Your objective
Repeat the records exactly, minus the pictures.
(Supplied information begins)
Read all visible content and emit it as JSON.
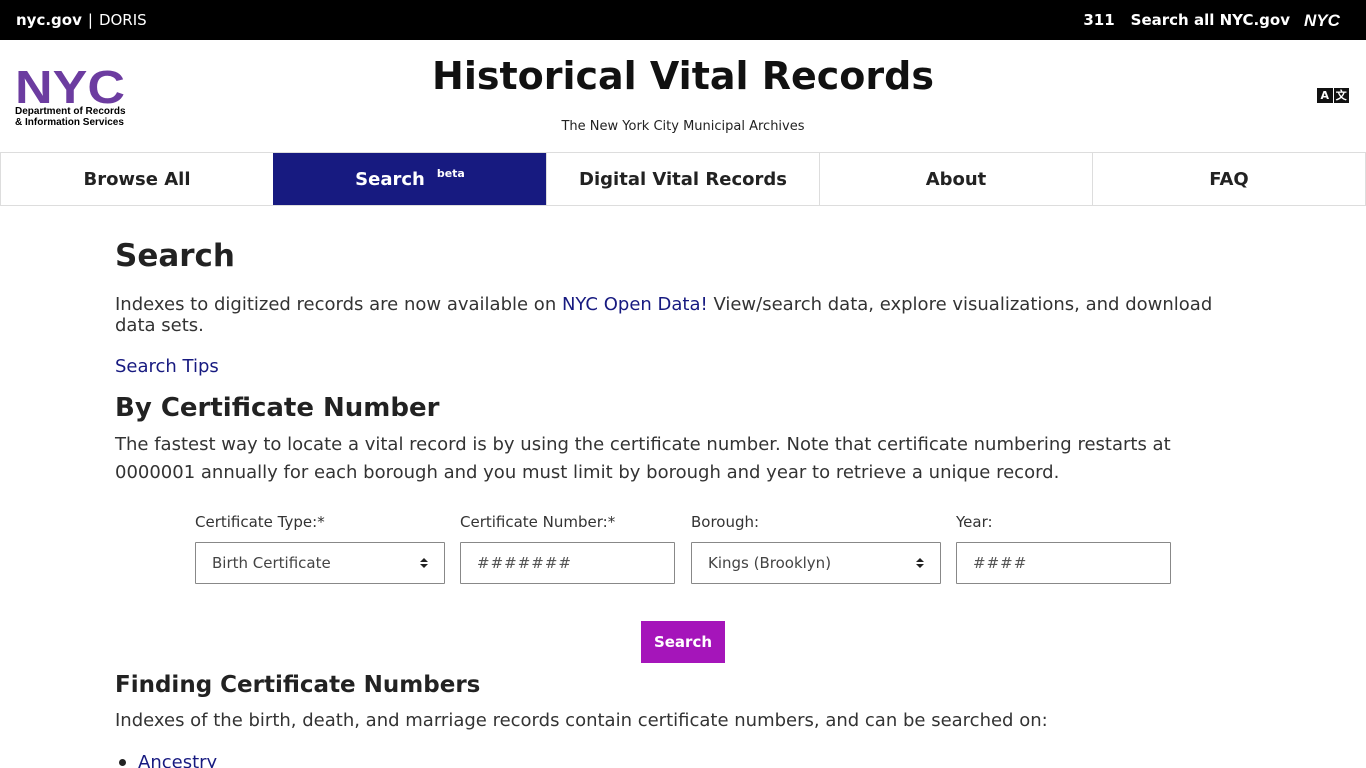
{
  "topbar": {
    "nycgov": "nyc.gov",
    "separator": "|",
    "doris": "DORIS",
    "t311": "311",
    "search_all": "Search all NYC.gov"
  },
  "header": {
    "logo_dept_line1": "Department of Records",
    "logo_dept_line2": "& Information Services",
    "title": "Historical Vital Records",
    "subtitle": "The New York City Municipal Archives",
    "translate_a": "A",
    "translate_b": "文"
  },
  "nav": {
    "tabs": [
      {
        "label": "Browse All"
      },
      {
        "label": "Search",
        "badge": "beta"
      },
      {
        "label": "Digital Vital Records"
      },
      {
        "label": "About"
      },
      {
        "label": "FAQ"
      }
    ]
  },
  "main": {
    "title": "Search",
    "intro_before": "Indexes to digitized records are now available on ",
    "intro_link": "NYC Open Data!",
    "intro_after": " View/search data, explore visualizations, and download data sets.",
    "tips": "Search Tips",
    "section_title": "By Certificate Number",
    "section_desc": "The fastest way to locate a vital record is by using the certificate number. Note that certificate numbering restarts at 0000001 annually for each borough and you must limit by borough and year to retrieve a unique record."
  },
  "form": {
    "cert_type_label": "Certificate Type:*",
    "cert_type_value": "Birth Certificate",
    "cert_number_label": "Certificate Number:*",
    "cert_number_placeholder": "#######",
    "borough_label": "Borough:",
    "borough_value": "Kings (Brooklyn)",
    "year_label": "Year:",
    "year_placeholder": "####",
    "search_button": "Search"
  },
  "finding": {
    "title": "Finding Certificate Numbers",
    "text": "Indexes of the birth, death, and marriage records contain certificate numbers, and can be searched on:",
    "items": [
      "Ancestry"
    ]
  },
  "colors": {
    "nav_active": "#171a80",
    "button": "#a515ba",
    "logo": "#6c3ca0",
    "link": "#171a80"
  }
}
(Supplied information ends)
Output
Read all visible content and emit it as JSON.
{
  "topbar": {
    "nycgov": "nyc.gov",
    "separator": "|",
    "doris": "DORIS",
    "t311": "311",
    "search_all": "Search all NYC.gov"
  },
  "header": {
    "logo_dept_line1": "Department of Records",
    "logo_dept_line2": "& Information Services",
    "title": "Historical Vital Records",
    "subtitle": "The New York City Municipal Archives",
    "translate_a": "A",
    "translate_b": "文"
  },
  "nav": {
    "tabs": [
      {
        "label": "Browse All"
      },
      {
        "label": "Search",
        "badge": "beta"
      },
      {
        "label": "Digital Vital Records"
      },
      {
        "label": "About"
      },
      {
        "label": "FAQ"
      }
    ]
  },
  "main": {
    "title": "Search",
    "intro_before": "Indexes to digitized records are now available on ",
    "intro_link": "NYC Open Data!",
    "intro_after": " View/search data, explore visualizations, and download data sets.",
    "tips": "Search Tips",
    "section_title": "By Certificate Number",
    "section_desc": "The fastest way to locate a vital record is by using the certificate number. Note that certificate numbering restarts at 0000001 annually for each borough and you must limit by borough and year to retrieve a unique record."
  },
  "form": {
    "cert_type_label": "Certificate Type:*",
    "cert_type_value": "Birth Certificate",
    "cert_number_label": "Certificate Number:*",
    "cert_number_placeholder": "#######",
    "borough_label": "Borough:",
    "borough_value": "Kings (Brooklyn)",
    "year_label": "Year:",
    "year_placeholder": "####",
    "search_button": "Search"
  },
  "finding": {
    "title": "Finding Certificate Numbers",
    "text": "Indexes of the birth, death, and marriage records contain certificate numbers, and can be searched on:",
    "items": [
      "Ancestry"
    ]
  },
  "colors": {
    "nav_active": "#171a80",
    "button": "#a515ba",
    "logo": "#6c3ca0",
    "link": "#171a80"
  }
}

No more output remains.